Research Snapshot: Erica Dale and Ian Malone

By Michelle Jaffee

RS: Erica Dale
Rats in the study are implanted with electrodes to record breathing signals from the diaphragm and to lightly stimulate the spinal cord in rhythm with natural breathing. This stimulation lasts for four days after spinal cord injury, and we found the neural network adapted and improved and evoked breathing signals were enhanced.

A new rat-model study by University of Florida neuroscientists found that applying a form of electrical stimulation below a spinal cord injury and in sync with natural breathing rhythm elicited respiratory neuroplasticity, or ability of neurons and neural networks to change and adapt.

The research, published in the journal eNeuro, was led by Erica A. Dale, Ph.D., an assistant professor of physiology and neuroscience, and Ian G. Malone, a graduate research assistant.

Severe cervical spinal cord injuries, which occur in the upper neck, result in damage to neuronal pathways required for breathing, which can cause significant injury or death, Dale said. Many require mechanical ventilation.

There currently is no cure for paralysis after spinal cord injury. But previous research has shown that epidural stimulation has the potential to restore certain types of motor function, such as stepping, standing or grasping.

In the new study, investigators implanted rats with electrodes in the diaphragm, to record activity there, and they also implanted stimulating electrodes on the epidural surface of the spinal cord in the neck region. They then delivered a form of neuromodulation called closed-loop electrical epidural stimulation, or CLES, providing light stimulation in the same rhythm of natural breathing to “train” the neural networks to become stronger. CLES induced at least short-term plasticity, the research team reported.

“The spinal cord neurons are able to ‘learn’ with our therapeutic stimulation, and we believe this is a promising potential therapy for people with respiratory complications after spinal cord injury,” Dale said.
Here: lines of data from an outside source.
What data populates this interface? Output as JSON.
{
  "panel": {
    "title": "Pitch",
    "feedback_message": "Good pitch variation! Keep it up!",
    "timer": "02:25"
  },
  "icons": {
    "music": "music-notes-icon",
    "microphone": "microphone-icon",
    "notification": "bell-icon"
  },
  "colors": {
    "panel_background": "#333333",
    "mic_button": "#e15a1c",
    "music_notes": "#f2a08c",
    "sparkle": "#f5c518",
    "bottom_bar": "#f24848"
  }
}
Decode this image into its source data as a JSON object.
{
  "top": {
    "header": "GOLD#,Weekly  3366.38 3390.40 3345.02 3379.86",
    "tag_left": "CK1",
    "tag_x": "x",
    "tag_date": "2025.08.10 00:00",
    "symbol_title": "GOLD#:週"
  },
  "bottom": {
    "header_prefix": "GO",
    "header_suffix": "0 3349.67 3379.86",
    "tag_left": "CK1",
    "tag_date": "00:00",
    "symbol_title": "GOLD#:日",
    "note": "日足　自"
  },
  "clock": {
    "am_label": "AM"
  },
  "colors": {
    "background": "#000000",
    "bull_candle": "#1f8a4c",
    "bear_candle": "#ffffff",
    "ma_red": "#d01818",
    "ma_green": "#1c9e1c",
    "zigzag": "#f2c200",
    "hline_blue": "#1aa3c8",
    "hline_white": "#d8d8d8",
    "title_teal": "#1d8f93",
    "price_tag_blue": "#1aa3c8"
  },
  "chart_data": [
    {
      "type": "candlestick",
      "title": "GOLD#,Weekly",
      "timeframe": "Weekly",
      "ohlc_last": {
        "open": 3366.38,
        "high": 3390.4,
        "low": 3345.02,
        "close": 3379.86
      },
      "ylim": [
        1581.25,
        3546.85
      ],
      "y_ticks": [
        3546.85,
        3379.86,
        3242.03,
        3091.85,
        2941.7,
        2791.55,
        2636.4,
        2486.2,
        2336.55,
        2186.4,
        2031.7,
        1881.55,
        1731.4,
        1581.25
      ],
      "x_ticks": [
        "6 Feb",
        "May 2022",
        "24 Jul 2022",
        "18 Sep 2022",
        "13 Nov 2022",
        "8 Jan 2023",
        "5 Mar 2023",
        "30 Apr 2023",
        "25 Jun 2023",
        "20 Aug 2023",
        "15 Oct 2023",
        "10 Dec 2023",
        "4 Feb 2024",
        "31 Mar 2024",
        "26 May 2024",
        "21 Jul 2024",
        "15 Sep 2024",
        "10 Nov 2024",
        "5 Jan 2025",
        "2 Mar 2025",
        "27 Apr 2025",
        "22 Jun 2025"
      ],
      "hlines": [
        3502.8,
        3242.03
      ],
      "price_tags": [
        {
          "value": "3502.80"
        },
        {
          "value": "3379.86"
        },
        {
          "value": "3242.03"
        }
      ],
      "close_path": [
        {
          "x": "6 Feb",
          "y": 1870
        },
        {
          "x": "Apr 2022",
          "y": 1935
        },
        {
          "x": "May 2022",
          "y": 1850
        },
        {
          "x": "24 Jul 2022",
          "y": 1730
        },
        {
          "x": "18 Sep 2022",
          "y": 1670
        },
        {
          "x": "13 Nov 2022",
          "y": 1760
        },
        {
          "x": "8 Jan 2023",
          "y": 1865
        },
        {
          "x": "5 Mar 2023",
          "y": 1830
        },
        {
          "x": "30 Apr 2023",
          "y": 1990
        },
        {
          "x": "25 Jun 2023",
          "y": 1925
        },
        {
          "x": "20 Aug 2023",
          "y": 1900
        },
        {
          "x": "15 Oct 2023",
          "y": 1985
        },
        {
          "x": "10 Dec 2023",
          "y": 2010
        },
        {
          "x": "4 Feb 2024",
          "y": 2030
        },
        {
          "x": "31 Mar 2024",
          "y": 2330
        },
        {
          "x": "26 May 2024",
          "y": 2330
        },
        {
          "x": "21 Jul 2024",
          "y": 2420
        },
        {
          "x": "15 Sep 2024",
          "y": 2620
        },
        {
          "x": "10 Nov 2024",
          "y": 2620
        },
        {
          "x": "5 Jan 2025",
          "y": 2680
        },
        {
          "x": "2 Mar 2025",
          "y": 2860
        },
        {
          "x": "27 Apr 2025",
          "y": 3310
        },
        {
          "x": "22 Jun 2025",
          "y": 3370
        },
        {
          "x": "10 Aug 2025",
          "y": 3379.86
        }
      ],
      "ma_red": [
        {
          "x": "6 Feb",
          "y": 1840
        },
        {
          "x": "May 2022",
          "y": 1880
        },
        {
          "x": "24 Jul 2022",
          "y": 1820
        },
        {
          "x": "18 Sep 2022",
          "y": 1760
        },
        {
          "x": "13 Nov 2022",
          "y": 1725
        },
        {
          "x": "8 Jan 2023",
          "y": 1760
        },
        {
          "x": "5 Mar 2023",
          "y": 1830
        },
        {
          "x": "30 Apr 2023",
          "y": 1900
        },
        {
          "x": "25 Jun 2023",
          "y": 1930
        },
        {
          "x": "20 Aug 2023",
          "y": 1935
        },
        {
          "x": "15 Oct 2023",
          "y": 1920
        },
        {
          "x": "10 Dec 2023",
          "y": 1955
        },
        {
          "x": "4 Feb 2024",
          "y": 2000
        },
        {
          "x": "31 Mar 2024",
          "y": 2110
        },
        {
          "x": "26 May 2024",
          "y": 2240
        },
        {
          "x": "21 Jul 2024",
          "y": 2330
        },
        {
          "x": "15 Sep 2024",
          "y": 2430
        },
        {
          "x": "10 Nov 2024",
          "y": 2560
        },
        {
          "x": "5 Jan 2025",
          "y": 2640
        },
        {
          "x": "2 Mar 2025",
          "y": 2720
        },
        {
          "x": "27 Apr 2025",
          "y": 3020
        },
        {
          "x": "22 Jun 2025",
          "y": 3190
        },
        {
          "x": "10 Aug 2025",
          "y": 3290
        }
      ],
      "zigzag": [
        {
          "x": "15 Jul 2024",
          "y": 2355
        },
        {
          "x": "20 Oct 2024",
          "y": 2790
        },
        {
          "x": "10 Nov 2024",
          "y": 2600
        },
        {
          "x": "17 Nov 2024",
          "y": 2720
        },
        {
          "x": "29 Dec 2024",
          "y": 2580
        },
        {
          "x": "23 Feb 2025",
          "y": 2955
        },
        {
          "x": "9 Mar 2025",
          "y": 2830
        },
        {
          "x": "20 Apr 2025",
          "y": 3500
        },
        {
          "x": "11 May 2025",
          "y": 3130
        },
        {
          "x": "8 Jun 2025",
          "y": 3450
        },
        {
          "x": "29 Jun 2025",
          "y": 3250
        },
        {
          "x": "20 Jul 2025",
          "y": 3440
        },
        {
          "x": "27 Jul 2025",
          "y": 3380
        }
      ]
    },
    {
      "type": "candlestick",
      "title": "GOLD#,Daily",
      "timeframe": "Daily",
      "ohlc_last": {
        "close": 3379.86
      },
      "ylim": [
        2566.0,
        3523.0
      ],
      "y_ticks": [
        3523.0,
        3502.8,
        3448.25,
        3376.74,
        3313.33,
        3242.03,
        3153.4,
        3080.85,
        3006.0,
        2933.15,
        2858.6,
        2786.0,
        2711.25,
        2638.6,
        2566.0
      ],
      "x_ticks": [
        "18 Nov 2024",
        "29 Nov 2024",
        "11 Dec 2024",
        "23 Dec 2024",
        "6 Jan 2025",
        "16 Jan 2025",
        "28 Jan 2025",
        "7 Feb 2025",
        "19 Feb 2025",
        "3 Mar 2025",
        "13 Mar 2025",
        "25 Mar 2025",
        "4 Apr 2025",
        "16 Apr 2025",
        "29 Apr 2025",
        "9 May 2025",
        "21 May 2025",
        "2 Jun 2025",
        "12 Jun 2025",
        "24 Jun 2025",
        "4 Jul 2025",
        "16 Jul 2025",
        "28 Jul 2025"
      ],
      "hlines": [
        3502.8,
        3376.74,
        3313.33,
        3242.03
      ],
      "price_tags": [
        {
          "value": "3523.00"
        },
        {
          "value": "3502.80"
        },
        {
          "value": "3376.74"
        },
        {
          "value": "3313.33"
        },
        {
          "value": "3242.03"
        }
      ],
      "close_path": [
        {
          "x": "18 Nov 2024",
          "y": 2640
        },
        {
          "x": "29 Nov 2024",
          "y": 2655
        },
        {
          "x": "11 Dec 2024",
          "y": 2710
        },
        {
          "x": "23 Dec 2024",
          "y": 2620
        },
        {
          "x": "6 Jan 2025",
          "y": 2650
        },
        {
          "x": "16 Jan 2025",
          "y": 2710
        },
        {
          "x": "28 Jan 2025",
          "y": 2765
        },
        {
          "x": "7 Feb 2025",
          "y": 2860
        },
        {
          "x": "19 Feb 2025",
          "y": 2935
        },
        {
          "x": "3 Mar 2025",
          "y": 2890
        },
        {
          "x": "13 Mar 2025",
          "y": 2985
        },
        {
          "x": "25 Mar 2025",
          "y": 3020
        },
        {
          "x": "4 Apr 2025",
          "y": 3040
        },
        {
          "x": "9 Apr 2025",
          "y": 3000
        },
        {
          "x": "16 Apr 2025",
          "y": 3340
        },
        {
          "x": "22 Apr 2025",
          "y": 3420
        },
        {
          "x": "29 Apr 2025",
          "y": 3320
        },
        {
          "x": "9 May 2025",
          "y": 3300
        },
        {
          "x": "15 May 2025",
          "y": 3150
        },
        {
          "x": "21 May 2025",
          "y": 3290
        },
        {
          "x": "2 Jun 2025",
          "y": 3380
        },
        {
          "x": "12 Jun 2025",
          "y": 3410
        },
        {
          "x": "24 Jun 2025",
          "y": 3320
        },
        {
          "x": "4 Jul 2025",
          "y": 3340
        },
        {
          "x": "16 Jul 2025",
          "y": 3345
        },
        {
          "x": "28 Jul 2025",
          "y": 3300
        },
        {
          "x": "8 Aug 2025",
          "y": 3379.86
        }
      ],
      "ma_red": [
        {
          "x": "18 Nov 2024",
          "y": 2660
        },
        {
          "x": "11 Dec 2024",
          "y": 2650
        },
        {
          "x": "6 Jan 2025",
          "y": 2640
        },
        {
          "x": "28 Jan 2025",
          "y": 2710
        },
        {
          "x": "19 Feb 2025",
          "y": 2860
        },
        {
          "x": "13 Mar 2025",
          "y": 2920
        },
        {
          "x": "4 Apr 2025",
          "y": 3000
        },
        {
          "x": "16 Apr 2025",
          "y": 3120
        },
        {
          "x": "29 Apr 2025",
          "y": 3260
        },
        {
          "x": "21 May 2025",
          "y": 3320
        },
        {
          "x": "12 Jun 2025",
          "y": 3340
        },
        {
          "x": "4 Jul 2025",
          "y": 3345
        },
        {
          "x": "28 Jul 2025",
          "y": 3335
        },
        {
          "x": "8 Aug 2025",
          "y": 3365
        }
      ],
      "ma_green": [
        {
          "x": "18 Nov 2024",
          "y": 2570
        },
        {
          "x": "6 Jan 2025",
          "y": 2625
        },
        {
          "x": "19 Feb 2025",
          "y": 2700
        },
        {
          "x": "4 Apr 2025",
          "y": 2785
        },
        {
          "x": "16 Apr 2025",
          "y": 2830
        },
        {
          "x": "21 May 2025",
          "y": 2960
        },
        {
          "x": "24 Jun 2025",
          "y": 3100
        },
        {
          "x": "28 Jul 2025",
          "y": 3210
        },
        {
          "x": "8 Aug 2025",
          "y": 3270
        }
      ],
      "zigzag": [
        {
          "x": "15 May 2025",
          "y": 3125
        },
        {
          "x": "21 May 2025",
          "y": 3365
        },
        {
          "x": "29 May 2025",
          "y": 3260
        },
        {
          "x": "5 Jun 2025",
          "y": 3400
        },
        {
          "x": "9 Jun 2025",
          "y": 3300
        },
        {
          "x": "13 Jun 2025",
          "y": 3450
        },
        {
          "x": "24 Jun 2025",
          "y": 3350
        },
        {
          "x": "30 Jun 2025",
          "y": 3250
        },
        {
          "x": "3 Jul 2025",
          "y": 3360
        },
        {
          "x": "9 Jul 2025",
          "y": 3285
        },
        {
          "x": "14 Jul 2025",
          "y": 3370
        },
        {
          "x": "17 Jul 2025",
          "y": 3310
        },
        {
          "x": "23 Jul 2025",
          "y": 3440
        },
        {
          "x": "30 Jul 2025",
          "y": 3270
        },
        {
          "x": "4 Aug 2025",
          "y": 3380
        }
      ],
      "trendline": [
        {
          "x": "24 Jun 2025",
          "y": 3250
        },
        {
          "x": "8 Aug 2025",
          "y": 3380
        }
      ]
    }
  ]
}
The next step in this line of research is to extend the original four-day study to a longer timeframe to demonstrate the potential of CLES as rehabilitative therapy for respiration, she said.

Read the paper in eNeuro.